(Website and app data records)
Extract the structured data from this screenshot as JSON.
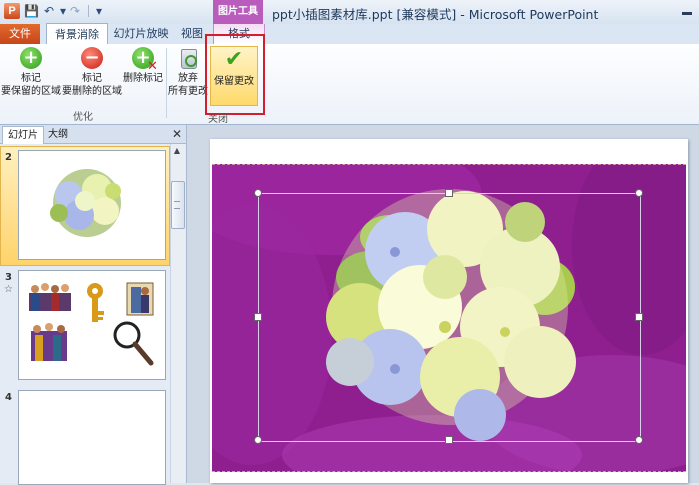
{
  "window": {
    "title": "ppt小插图素材库.ppt [兼容模式] - Microsoft PowerPoint",
    "app_logo": "P",
    "context_tab_title": "图片工具"
  },
  "quick_access": {
    "save_icon": "💾",
    "undo_icon": "↶",
    "redo_icon": "↷",
    "customize_icon": "▾"
  },
  "tabs": [
    {
      "label": "文件"
    },
    {
      "label": "背景消除"
    },
    {
      "label": "幻灯片放映"
    },
    {
      "label": "视图"
    },
    {
      "label": "格式"
    }
  ],
  "ribbon": {
    "mark_keep": {
      "line1": "标记",
      "line2": "要保留的区域",
      "icon": "+"
    },
    "mark_remove": {
      "line1": "标记",
      "line2": "要删除的区域",
      "icon": "−"
    },
    "delete_mark": {
      "label": "删除标记",
      "icon": "+"
    },
    "discard": {
      "line1": "放弃",
      "line2": "所有更改"
    },
    "keep_changes": {
      "label": "保留更改",
      "icon": "✔"
    },
    "group_refine": "优化",
    "group_close": "关闭"
  },
  "left_pane": {
    "tab_slides": "幻灯片",
    "tab_outline": "大纲",
    "close_icon": "✕",
    "slides": [
      {
        "number": "2"
      },
      {
        "number": "3",
        "marker": "☆"
      },
      {
        "number": "4"
      }
    ]
  },
  "colors": {
    "accent_orange": "#c8451b",
    "picture_tools": "#b95dbd",
    "slide_bg_purple": "#8f1e8f",
    "highlight_red": "#d21f2b"
  }
}
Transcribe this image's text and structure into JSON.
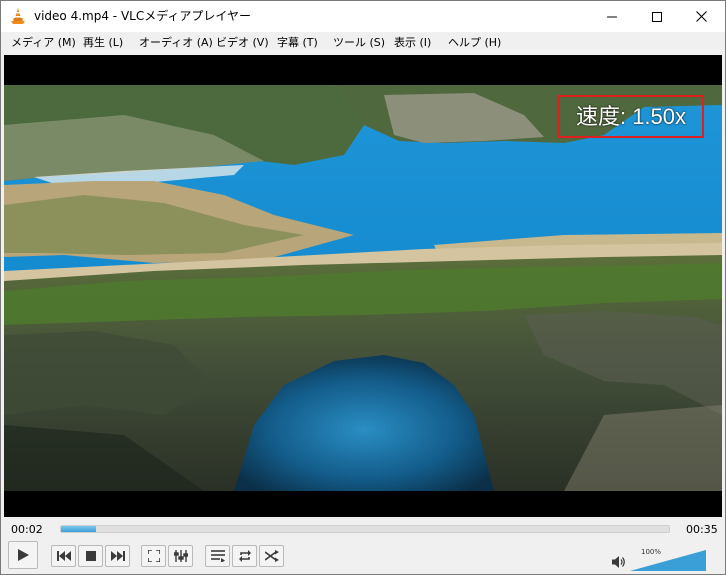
{
  "window": {
    "title": "video 4.mp4 - VLCメディアプレイヤー",
    "icon": "vlc-cone-icon",
    "controls": [
      "minimize-icon",
      "maximize-icon",
      "close-icon"
    ]
  },
  "menu": {
    "items": [
      {
        "label": "メディア (M)"
      },
      {
        "label": "再生 (L)"
      },
      {
        "label": "オーディオ (A)"
      },
      {
        "label": "ビデオ (V)"
      },
      {
        "label": "字幕 (T)"
      },
      {
        "label": "ツール (S)"
      },
      {
        "label": "表示 (I)"
      },
      {
        "label": "ヘルプ (H)"
      }
    ]
  },
  "video": {
    "osd_speed": "速度: 1.50x"
  },
  "playback": {
    "elapsed": "00:02",
    "total": "00:35",
    "progress": 0.057
  },
  "controls": {
    "buttons": [
      "play-icon",
      "previous-icon",
      "stop-icon",
      "next-icon",
      "fullscreen-icon",
      "extended-settings-icon",
      "playlist-icon",
      "loop-icon",
      "shuffle-icon"
    ]
  },
  "volume": {
    "label": "100%",
    "level": 1.0,
    "icon": "speaker-icon"
  },
  "colors": {
    "accent": "#3a9fd6",
    "osd_border": "#e02020",
    "cone_orange": "#f08a1c"
  }
}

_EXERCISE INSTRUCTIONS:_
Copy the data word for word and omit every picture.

_ANSWER TO THIS PROBLEM:_
Extract the structured data from this screenshot as JSON.
{
  "window": {
    "title": "ppt小插图素材库.ppt [兼容模式] - Microsoft PowerPoint",
    "app_logo": "P",
    "context_tab_title": "图片工具"
  },
  "quick_access": {
    "save_icon": "💾",
    "undo_icon": "↶",
    "redo_icon": "↷",
    "customize_icon": "▾"
  },
  "tabs": [
    {
      "label": "文件"
    },
    {
      "label": "背景消除"
    },
    {
      "label": "幻灯片放映"
    },
    {
      "label": "视图"
    },
    {
      "label": "格式"
    }
  ],
  "ribbon": {
    "mark_keep": {
      "line1": "标记",
      "line2": "要保留的区域",
      "icon": "+"
    },
    "mark_remove": {
      "line1": "标记",
      "line2": "要删除的区域",
      "icon": "−"
    },
    "delete_mark": {
      "label": "删除标记",
      "icon": "+"
    },
    "discard": {
      "line1": "放弃",
      "line2": "所有更改"
    },
    "keep_changes": {
      "label": "保留更改",
      "icon": "✔"
    },
    "group_refine": "优化",
    "group_close": "关闭"
  },
  "left_pane": {
    "tab_slides": "幻灯片",
    "tab_outline": "大纲",
    "close_icon": "✕",
    "slides": [
      {
        "number": "2"
      },
      {
        "number": "3",
        "marker": "☆"
      },
      {
        "number": "4"
      }
    ]
  },
  "colors": {
    "accent_orange": "#c8451b",
    "picture_tools": "#b95dbd",
    "slide_bg_purple": "#8f1e8f",
    "highlight_red": "#d21f2b"
  }
}
Transcribe this image's text and structure into JSON.
{
  "window": {
    "title": "video 4.mp4 - VLCメディアプレイヤー",
    "icon": "vlc-cone-icon",
    "controls": [
      "minimize-icon",
      "maximize-icon",
      "close-icon"
    ]
  },
  "menu": {
    "items": [
      {
        "label": "メディア (M)"
      },
      {
        "label": "再生 (L)"
      },
      {
        "label": "オーディオ (A)"
      },
      {
        "label": "ビデオ (V)"
      },
      {
        "label": "字幕 (T)"
      },
      {
        "label": "ツール (S)"
      },
      {
        "label": "表示 (I)"
      },
      {
        "label": "ヘルプ (H)"
      }
    ]
  },
  "video": {
    "osd_speed": "速度: 1.50x"
  },
  "playback": {
    "elapsed": "00:02",
    "total": "00:35",
    "progress": 0.057
  },
  "controls": {
    "buttons": [
      "play-icon",
      "previous-icon",
      "stop-icon",
      "next-icon",
      "fullscreen-icon",
      "extended-settings-icon",
      "playlist-icon",
      "loop-icon",
      "shuffle-icon"
    ]
  },
  "volume": {
    "label": "100%",
    "level": 1.0,
    "icon": "speaker-icon"
  },
  "colors": {
    "accent": "#3a9fd6",
    "osd_border": "#e02020",
    "cone_orange": "#f08a1c"
  }
}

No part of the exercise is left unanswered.